Goal of the exercise: Count how many lines below include the string "CₒAₒ", and give that number without anything else.

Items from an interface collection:
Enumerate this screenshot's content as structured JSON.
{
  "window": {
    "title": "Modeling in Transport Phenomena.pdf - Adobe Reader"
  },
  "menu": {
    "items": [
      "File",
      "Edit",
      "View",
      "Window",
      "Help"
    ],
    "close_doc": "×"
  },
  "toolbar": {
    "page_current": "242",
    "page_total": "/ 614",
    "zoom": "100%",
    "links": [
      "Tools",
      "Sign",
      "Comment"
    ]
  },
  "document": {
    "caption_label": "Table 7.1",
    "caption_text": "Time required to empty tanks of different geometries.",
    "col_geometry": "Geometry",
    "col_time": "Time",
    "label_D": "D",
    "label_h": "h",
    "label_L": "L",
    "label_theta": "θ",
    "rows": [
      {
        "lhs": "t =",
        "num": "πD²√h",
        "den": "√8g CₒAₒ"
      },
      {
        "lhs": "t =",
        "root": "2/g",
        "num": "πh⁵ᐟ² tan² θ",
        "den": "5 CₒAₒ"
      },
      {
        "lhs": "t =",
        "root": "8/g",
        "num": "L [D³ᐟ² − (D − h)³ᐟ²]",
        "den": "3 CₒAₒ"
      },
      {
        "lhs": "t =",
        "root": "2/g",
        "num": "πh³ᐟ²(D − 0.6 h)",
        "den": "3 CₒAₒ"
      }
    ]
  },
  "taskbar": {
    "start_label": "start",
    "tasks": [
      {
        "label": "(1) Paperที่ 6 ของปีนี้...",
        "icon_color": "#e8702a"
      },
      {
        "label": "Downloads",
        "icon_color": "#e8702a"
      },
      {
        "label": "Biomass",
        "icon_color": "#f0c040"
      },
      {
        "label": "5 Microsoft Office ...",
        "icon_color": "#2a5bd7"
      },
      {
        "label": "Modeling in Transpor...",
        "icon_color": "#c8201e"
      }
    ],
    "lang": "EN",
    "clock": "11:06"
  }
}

Solved exercise: 4